In Session 5, you were presented with the five major contractions in braille:|
In that session, we discussed the use of these contractions as used as whole-words. Recall that these contractions take precedence over other contractions, if the use of these major contractions use the same number of spaces as the combination of other contractions. For example, in the word "other", your choices are:
o(the)r vs. o(th)(er)
Each choice uses three braille cells. The correct choice, of course, is the first one, since the contraction for "the" takes precedence over the "lesser" contractions of "th" and "er"
In general, these five contractions are used as part-word contractions wherever they appear in a word. Unlike some other part-word contractions, these five contractions are to be used regardless of how the word is pronounced. However, these rules are inviolate, and apply to these five major contractions:
Some examples might be instructive:
- Part-word contractions may not be used when a syllable divides them
- Part-word contractions may not be used when a part of the contraction falls in a prefix and the rest falls into the base or root word.

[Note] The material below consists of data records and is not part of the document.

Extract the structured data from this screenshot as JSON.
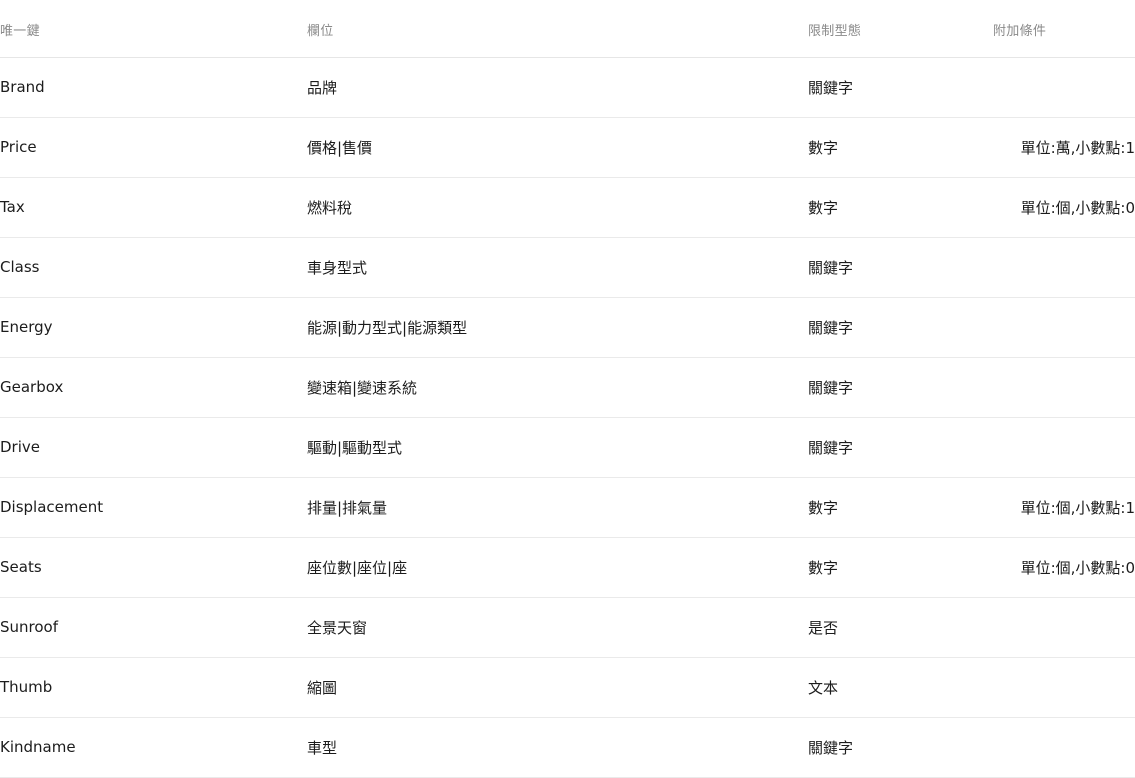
{
  "table": {
    "columns": [
      {
        "key": "unique_key",
        "label": "唯一鍵"
      },
      {
        "key": "field",
        "label": "欄位"
      },
      {
        "key": "type",
        "label": "限制型態"
      },
      {
        "key": "extra",
        "label": "附加條件"
      }
    ],
    "rows": [
      {
        "unique_key": "Brand",
        "field": "品牌",
        "type": "關鍵字",
        "extra": ""
      },
      {
        "unique_key": "Price",
        "field": "價格|售價",
        "type": "數字",
        "extra": "單位:萬,小數點:1"
      },
      {
        "unique_key": "Tax",
        "field": "燃料稅",
        "type": "數字",
        "extra": "單位:個,小數點:0"
      },
      {
        "unique_key": "Class",
        "field": "車身型式",
        "type": "關鍵字",
        "extra": ""
      },
      {
        "unique_key": "Energy",
        "field": "能源|動力型式|能源類型",
        "type": "關鍵字",
        "extra": ""
      },
      {
        "unique_key": "Gearbox",
        "field": "變速箱|變速系統",
        "type": "關鍵字",
        "extra": ""
      },
      {
        "unique_key": "Drive",
        "field": "驅動|驅動型式",
        "type": "關鍵字",
        "extra": ""
      },
      {
        "unique_key": "Displacement",
        "field": "排量|排氣量",
        "type": "數字",
        "extra": "單位:個,小數點:1"
      },
      {
        "unique_key": "Seats",
        "field": "座位數|座位|座",
        "type": "數字",
        "extra": "單位:個,小數點:0"
      },
      {
        "unique_key": "Sunroof",
        "field": "全景天窗",
        "type": "是否",
        "extra": ""
      },
      {
        "unique_key": "Thumb",
        "field": "縮圖",
        "type": "文本",
        "extra": ""
      },
      {
        "unique_key": "Kindname",
        "field": "車型",
        "type": "關鍵字",
        "extra": ""
      }
    ]
  },
  "colors": {
    "header_text": "#8a8a8a",
    "body_text": "#1c1c1c",
    "row_border": "#eaeaea",
    "header_border": "#e6e6e6",
    "background": "#ffffff"
  }
}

- Part-word contractions may not be used in compound words, where one part of the contraction is in the first word and the rest of the contraction is in the second word.

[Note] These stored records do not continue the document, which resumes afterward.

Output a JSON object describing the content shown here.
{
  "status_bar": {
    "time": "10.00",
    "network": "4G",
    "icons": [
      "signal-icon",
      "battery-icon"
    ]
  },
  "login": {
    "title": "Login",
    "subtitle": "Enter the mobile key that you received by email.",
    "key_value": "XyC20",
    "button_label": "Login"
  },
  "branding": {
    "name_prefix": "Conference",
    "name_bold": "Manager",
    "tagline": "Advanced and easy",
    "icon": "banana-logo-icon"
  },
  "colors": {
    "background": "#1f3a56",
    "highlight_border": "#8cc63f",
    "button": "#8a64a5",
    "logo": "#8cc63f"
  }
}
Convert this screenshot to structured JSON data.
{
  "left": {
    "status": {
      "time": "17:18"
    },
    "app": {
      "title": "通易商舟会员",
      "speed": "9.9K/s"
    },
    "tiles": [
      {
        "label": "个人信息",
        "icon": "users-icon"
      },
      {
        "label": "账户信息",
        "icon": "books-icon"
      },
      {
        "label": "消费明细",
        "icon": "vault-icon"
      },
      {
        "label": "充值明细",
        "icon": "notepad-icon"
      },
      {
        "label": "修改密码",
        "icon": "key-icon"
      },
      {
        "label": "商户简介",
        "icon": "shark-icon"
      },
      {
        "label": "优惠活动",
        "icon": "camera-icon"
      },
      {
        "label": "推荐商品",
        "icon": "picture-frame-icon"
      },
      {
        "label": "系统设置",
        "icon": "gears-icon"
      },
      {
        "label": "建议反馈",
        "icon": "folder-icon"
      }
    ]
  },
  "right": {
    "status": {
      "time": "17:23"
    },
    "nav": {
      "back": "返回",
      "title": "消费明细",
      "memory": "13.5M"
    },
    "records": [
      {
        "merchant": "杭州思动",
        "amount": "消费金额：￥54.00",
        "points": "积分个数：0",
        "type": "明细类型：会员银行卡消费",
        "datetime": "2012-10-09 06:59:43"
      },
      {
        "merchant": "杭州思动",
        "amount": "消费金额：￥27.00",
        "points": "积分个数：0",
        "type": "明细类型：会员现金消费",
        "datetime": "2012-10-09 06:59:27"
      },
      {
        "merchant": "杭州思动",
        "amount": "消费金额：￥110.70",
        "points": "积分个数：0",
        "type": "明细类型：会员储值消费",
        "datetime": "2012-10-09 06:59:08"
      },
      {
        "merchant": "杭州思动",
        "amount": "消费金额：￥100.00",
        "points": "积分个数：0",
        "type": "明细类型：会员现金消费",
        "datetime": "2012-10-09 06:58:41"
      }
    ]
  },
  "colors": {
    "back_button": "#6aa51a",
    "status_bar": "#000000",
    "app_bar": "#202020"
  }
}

- the contraction "the" is used in the word "Athens", since the syllable break between "Ath- " and "-ens" is a minor syllable break. (My understanding of a minor syllable (although it is not defined anywhere in the standard texts) is any unstressed syllable, such as the word "cluster". Cluster is divided syllabically between the "s" and the "t", but we can use the "st" contraction since the syllable "-ter" is unstressed and therefore a minor syllable.)

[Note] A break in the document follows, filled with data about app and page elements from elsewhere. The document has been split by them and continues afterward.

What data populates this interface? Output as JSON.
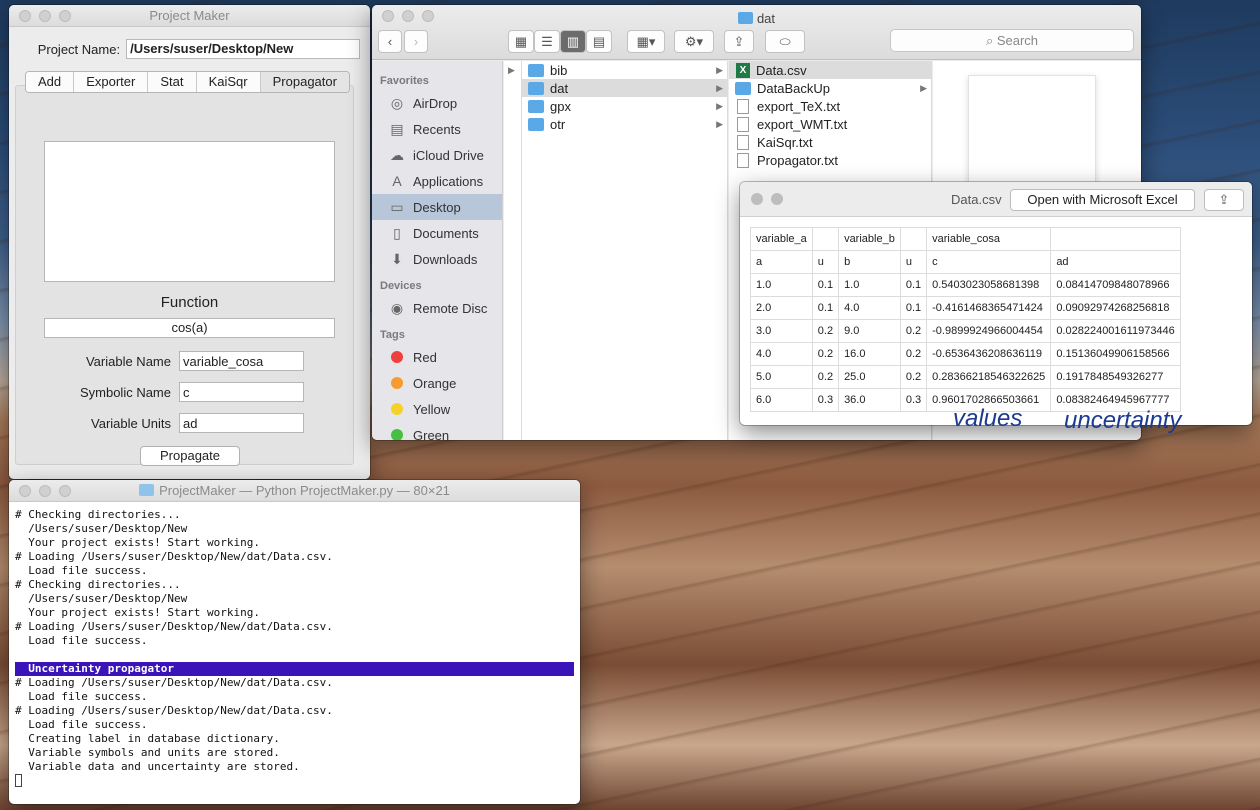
{
  "project_maker": {
    "title": "Project Maker",
    "name_label": "Project Name:",
    "name_value": "/Users/suser/Desktop/New",
    "tabs": [
      "Add",
      "Exporter",
      "Stat",
      "KaiSqr",
      "Propagator"
    ],
    "function_label": "Function",
    "function_value": "cos(a)",
    "variable_name_label": "Variable Name",
    "variable_name_value": "variable_cosa",
    "symbolic_name_label": "Symbolic Name",
    "symbolic_name_value": "c",
    "variable_units_label": "Variable Units",
    "variable_units_value": "ad",
    "propagate_label": "Propagate"
  },
  "finder": {
    "title": "dat",
    "search_placeholder": "Search",
    "sidebar": {
      "favorites_header": "Favorites",
      "favorites": [
        {
          "label": "AirDrop",
          "icon": "airdrop-icon"
        },
        {
          "label": "Recents",
          "icon": "recents-icon"
        },
        {
          "label": "iCloud Drive",
          "icon": "cloud-icon"
        },
        {
          "label": "Applications",
          "icon": "applications-icon"
        },
        {
          "label": "Desktop",
          "icon": "desktop-icon"
        },
        {
          "label": "Documents",
          "icon": "documents-icon"
        },
        {
          "label": "Downloads",
          "icon": "downloads-icon"
        }
      ],
      "devices_header": "Devices",
      "devices": [
        {
          "label": "Remote Disc",
          "icon": "disc-icon"
        }
      ],
      "tags_header": "Tags",
      "tags": [
        {
          "label": "Red",
          "color": "#f0403d"
        },
        {
          "label": "Orange",
          "color": "#f79b2e"
        },
        {
          "label": "Yellow",
          "color": "#f5d22a"
        },
        {
          "label": "Green",
          "color": "#46c043"
        }
      ]
    },
    "column1": [
      "bib",
      "dat",
      "gpx",
      "otr"
    ],
    "column2": [
      {
        "label": "Data.csv",
        "kind": "xls"
      },
      {
        "label": "DataBackUp",
        "kind": "folder"
      },
      {
        "label": "export_TeX.txt",
        "kind": "doc"
      },
      {
        "label": "export_WMT.txt",
        "kind": "doc"
      },
      {
        "label": "KaiSqr.txt",
        "kind": "doc"
      },
      {
        "label": "Propagator.txt",
        "kind": "doc"
      }
    ]
  },
  "quicklook": {
    "title": "Data.csv",
    "open_label": "Open with Microsoft Excel",
    "rows": [
      [
        "variable_a",
        "",
        "variable_b",
        "",
        "variable_cosa",
        ""
      ],
      [
        "a",
        "u",
        "b",
        "u",
        "c",
        "ad"
      ],
      [
        "1.0",
        "0.1",
        "1.0",
        "0.1",
        "0.5403023058681398",
        "0.08414709848078966"
      ],
      [
        "2.0",
        "0.1",
        "4.0",
        "0.1",
        "-0.4161468365471424",
        "0.09092974268256818"
      ],
      [
        "3.0",
        "0.2",
        "9.0",
        "0.2",
        "-0.9899924966004454",
        "0.028224001611973446"
      ],
      [
        "4.0",
        "0.2",
        "16.0",
        "0.2",
        "-0.6536436208636119",
        "0.15136049906158566"
      ],
      [
        "5.0",
        "0.2",
        "25.0",
        "0.2",
        "0.28366218546322625",
        "0.1917848549326277"
      ],
      [
        "6.0",
        "0.3",
        "36.0",
        "0.3",
        "0.9601702866503661",
        "0.08382464945967777"
      ]
    ],
    "annotation_values": "values",
    "annotation_uncertainty": "uncertainty"
  },
  "terminal": {
    "title": "ProjectMaker — Python ProjectMaker.py — 80×21",
    "lines_before": [
      "# Checking directories...",
      "  /Users/suser/Desktop/New",
      "  Your project exists! Start working.",
      "# Loading /Users/suser/Desktop/New/dat/Data.csv.",
      "  Load file success.",
      "# Checking directories...",
      "  /Users/suser/Desktop/New",
      "  Your project exists! Start working.",
      "# Loading /Users/suser/Desktop/New/dat/Data.csv.",
      "  Load file success.",
      ""
    ],
    "highlight": "  Uncertainty propagator",
    "lines_after": [
      "# Loading /Users/suser/Desktop/New/dat/Data.csv.",
      "  Load file success.",
      "# Loading /Users/suser/Desktop/New/dat/Data.csv.",
      "  Load file success.",
      "  Creating label in database dictionary.",
      "  Variable symbols and units are stored.",
      "  Variable data and uncertainty are stored."
    ]
  }
}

- the contraction "of" is used in the word "profit", since the syllable break lies between "prof-" and "-it".
- the "of" contraction is not used in "professor", since "pro-" is a prefix for the root word "fessor"
- the contraction "of" is not used in the compound word "twofold", since this word is actually the combining of two separate words.